Turn on the television these days and you’re likely to see a “reality” program. Spawned by the show Survivor, Hollywood churns out Fear Factor, Temptation Island, the Bachelor, etc., in ever-increasing bizarreness to titillate our senses. But these shows have little to do with reality, they are all about the pursuit of thrills. A bored nation craves standing on the edge of immoral precipices. It’s not enough to know someone is inebriated, now viewers must see vomiting—as if such disgusting behavior will in some way rivet more eyes to the box of shame.

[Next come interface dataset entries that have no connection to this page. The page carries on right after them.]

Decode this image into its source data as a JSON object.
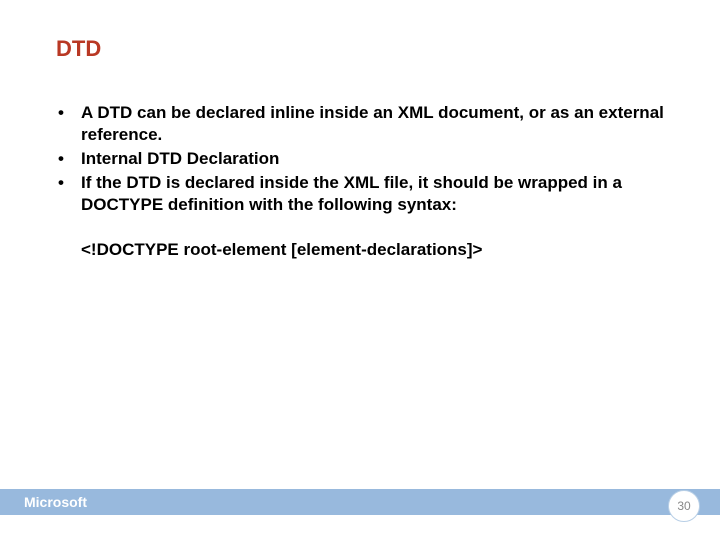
{
  "title": "DTD",
  "bullets": [
    "A DTD can be declared inline inside an XML document, or as an external reference.",
    "Internal DTD Declaration",
    "If the DTD is declared inside the XML file, it should be wrapped in a DOCTYPE definition with the following syntax:"
  ],
  "syntax": "<!DOCTYPE root-element [element-declarations]>",
  "footer_logo": "Microsoft",
  "page_number": "30",
  "bullet_marker": "•"
}
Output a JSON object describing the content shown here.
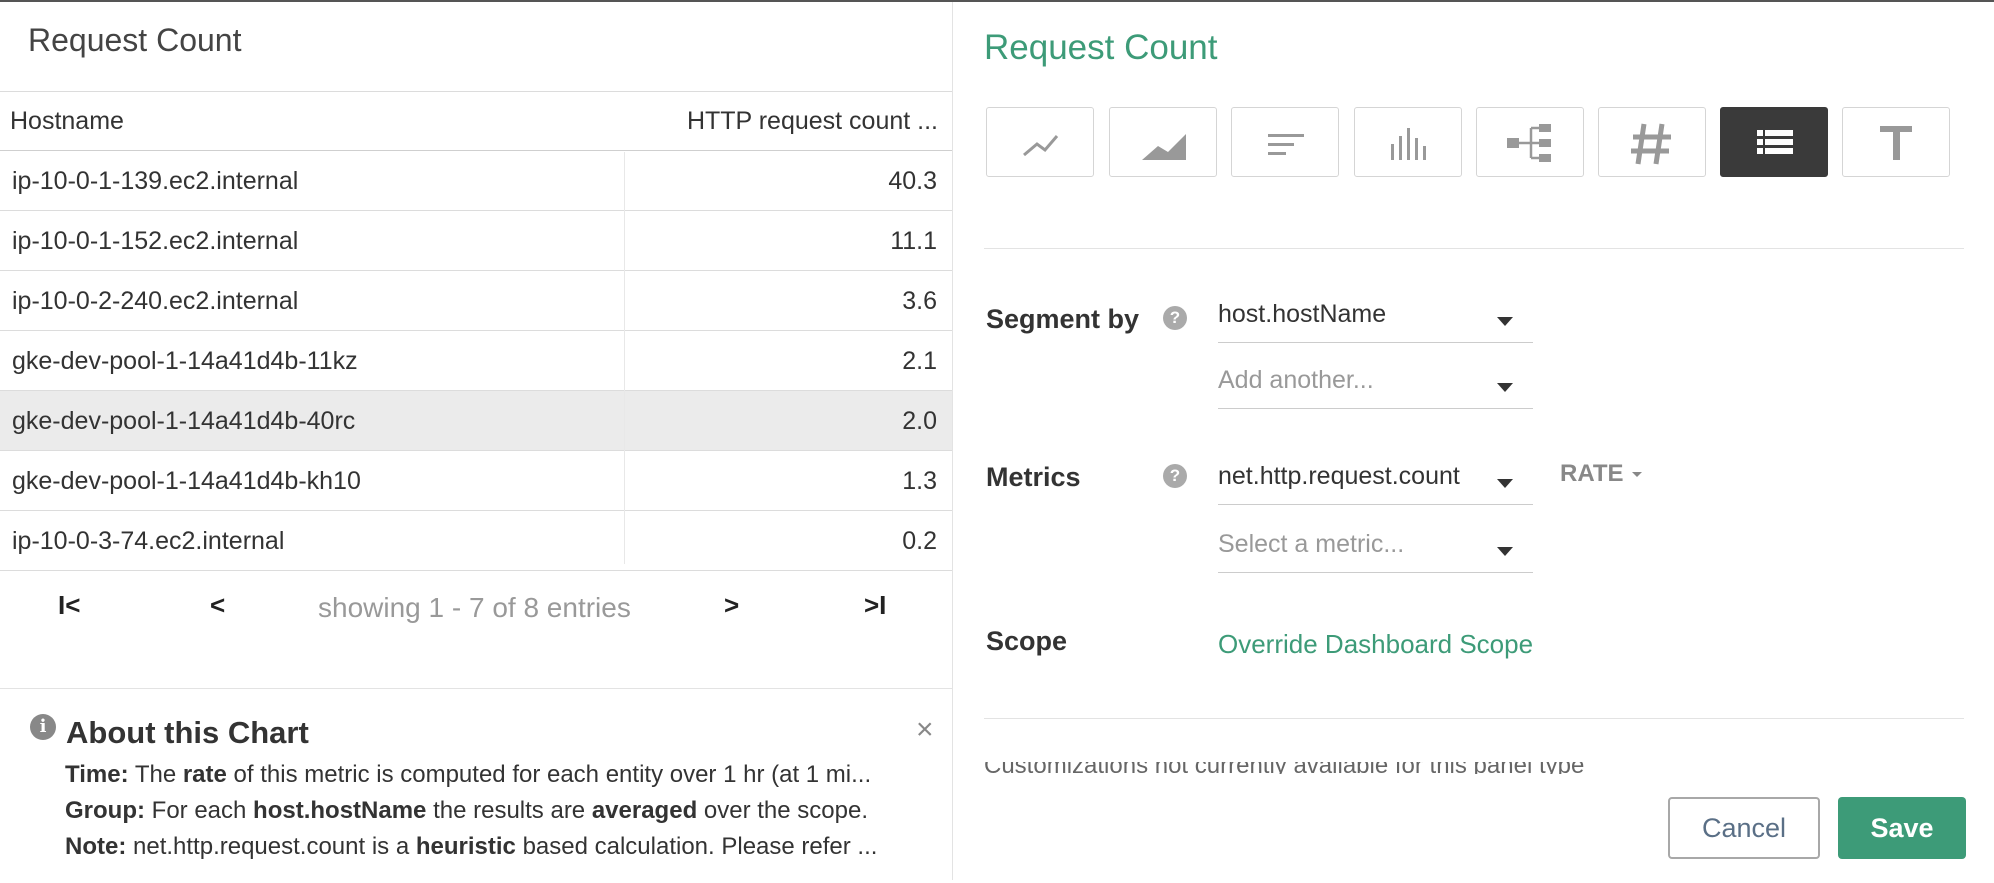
{
  "left_panel": {
    "title": "Request Count",
    "table": {
      "headers": [
        "Hostname",
        "HTTP request count ..."
      ],
      "rows": [
        {
          "host": "ip-10-0-1-139.ec2.internal",
          "value": "40.3"
        },
        {
          "host": "ip-10-0-1-152.ec2.internal",
          "value": "11.1"
        },
        {
          "host": "ip-10-0-2-240.ec2.internal",
          "value": "3.6"
        },
        {
          "host": "gke-dev-pool-1-14a41d4b-11kz",
          "value": "2.1"
        },
        {
          "host": "gke-dev-pool-1-14a41d4b-40rc",
          "value": "2.0"
        },
        {
          "host": "gke-dev-pool-1-14a41d4b-kh10",
          "value": "1.3"
        },
        {
          "host": "ip-10-0-3-74.ec2.internal",
          "value": "0.2"
        }
      ],
      "highlighted_row": 4
    },
    "pager": {
      "first": "I<",
      "prev": "<",
      "info": "showing 1 - 7 of 8 entries",
      "next": ">",
      "last": ">I"
    }
  },
  "about": {
    "icon": "info-icon",
    "title": "About this Chart",
    "close": "×",
    "time": {
      "label": "Time:",
      "pre": "The",
      "b1": "rate",
      "post": "of this metric is computed for each entity over 1 hr (at 1 mi..."
    },
    "group": {
      "label": "Group:",
      "pre": "For each",
      "b1": "host.hostName",
      "mid": "the results are",
      "b2": "averaged",
      "post": "over the scope."
    },
    "note": {
      "label": "Note:",
      "pre": "net.http.request.count is a",
      "b1": "heuristic",
      "post": "based calculation. Please refer ..."
    }
  },
  "editor": {
    "title": "Request Count",
    "viz_types": [
      "line-chart-icon",
      "area-chart-icon",
      "bar-chart-icon",
      "histogram-icon",
      "topology-icon",
      "number-icon",
      "table-icon",
      "text-icon"
    ],
    "active_viz": "table-icon",
    "segment_by": {
      "label": "Segment by",
      "help": "?",
      "value": "host.hostName",
      "add_placeholder": "Add another..."
    },
    "metrics": {
      "label": "Metrics",
      "help": "?",
      "value": "net.http.request.count",
      "aggregation": "RATE",
      "add_placeholder": "Select a metric..."
    },
    "scope": {
      "label": "Scope",
      "link": "Override Dashboard Scope"
    },
    "cut_text": "Customizations not currently available for this panel type",
    "buttons": {
      "cancel": "Cancel",
      "save": "Save"
    }
  },
  "colors": {
    "accent": "#3d9b78",
    "active_viz_bg": "#3a3a3a"
  }
}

Jeff plays the game of soccer. He is not an impact player who by great talent can take over a game. In fact in many ways he is limited. But he gives all he has. At a fifty-plus age in a league where most players are in their late 30’s and early forties, he is quite amazing. You see he never stops looking for an opportunity to score. By sheer persistence he manages occasionally to do what better players fail to accomplish—put the ball in the net! In my book his play is the stuff of the heroic.

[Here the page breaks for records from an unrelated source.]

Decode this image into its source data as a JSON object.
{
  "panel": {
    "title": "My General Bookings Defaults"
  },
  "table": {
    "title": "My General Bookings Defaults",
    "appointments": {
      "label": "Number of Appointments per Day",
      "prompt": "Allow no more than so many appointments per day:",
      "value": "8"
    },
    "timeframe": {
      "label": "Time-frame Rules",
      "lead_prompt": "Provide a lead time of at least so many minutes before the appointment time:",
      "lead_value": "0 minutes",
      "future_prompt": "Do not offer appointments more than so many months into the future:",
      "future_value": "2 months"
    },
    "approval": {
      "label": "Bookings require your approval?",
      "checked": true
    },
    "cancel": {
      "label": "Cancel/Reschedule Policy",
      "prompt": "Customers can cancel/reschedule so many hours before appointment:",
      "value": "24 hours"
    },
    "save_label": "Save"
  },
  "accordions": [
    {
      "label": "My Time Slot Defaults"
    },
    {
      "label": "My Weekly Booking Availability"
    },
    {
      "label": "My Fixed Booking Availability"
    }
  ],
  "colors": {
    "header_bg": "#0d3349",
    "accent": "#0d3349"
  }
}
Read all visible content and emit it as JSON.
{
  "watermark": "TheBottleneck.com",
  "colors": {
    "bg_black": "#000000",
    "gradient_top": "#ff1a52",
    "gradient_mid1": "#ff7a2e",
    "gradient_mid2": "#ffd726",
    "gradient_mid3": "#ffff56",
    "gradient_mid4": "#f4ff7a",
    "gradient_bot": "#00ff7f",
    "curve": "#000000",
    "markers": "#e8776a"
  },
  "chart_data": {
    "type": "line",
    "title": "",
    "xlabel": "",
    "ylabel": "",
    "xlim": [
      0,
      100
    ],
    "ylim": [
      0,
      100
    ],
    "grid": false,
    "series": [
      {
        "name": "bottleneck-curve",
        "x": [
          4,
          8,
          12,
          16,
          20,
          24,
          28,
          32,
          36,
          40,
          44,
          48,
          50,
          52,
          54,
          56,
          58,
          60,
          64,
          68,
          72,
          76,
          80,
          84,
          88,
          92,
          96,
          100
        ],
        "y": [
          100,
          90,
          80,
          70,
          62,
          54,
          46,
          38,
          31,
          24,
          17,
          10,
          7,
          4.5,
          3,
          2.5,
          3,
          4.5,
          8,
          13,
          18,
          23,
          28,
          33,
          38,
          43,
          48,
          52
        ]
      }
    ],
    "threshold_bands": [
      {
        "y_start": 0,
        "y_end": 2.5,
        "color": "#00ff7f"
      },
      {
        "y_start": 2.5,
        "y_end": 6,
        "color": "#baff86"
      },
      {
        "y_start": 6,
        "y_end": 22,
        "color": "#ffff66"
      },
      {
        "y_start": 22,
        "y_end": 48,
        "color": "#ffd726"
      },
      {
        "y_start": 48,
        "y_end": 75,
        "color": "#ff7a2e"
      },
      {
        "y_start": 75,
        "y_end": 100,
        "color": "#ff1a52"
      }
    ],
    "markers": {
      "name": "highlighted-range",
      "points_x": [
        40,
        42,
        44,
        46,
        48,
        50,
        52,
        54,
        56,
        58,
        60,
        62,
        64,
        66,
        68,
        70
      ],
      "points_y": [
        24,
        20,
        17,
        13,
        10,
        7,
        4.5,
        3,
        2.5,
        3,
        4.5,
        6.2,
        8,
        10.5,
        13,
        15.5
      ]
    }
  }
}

Quarantine is a condition of forced isolation often imposed upon those with a contagious disease, or to determine if someone is in fact infected. My computer has the capability to quarantine off sectors in which a virus has been discovered. This built-in protective measure is intended to keep my hard drive from crashing!
The beginning of the year is a time when people in our society reflect. For many, new resolutions and goals are forged on the gold-embossed pages of a new journal. Yet as the past is closed for the door of tomorrow a timeless God is not concerned with another year. His word makes His question clear—are we loyal to Him?
Romans 13:14--But put on the Lord Jesus Christ, and make no plans to satisfy the fleshly desires.
2 Corinthians 6:3-10—We put no stumbling block in anyone's path, so that our ministry will not be discredited. Rather, as servants of God we commend ourselves in every way: in great endurance; in troubles, hardships and distresses; in beatings, imprisonments and riots; in hard work, sleepless nights and hunger; in purity, understanding, patience and kindness; in the Holy Spirit and in sincere love; in truthful speech and in the power of God; with weapons of righteousness in the right hand and in the left; through glory and dishonor, bad report and good report; genuine, yet regarded as impostors; known, yet regarded as unknown; dying, and yet we live on; beaten, and yet not killed; sorrowful, yet always rejoicing; poor, yet making many rich; having nothing, and yet possessing everything. (NIV)
While standing in the immigration line in Narita airport—Tokyo, Japan after a long flight from San Francisco, I heard my name called by a voice from the past. There ahead of me was my best friend from college and five years in the army—Dave Mead. Wow! What are the odds of a guy from Oregon running into his friend from New York in one of the largest airports in the world?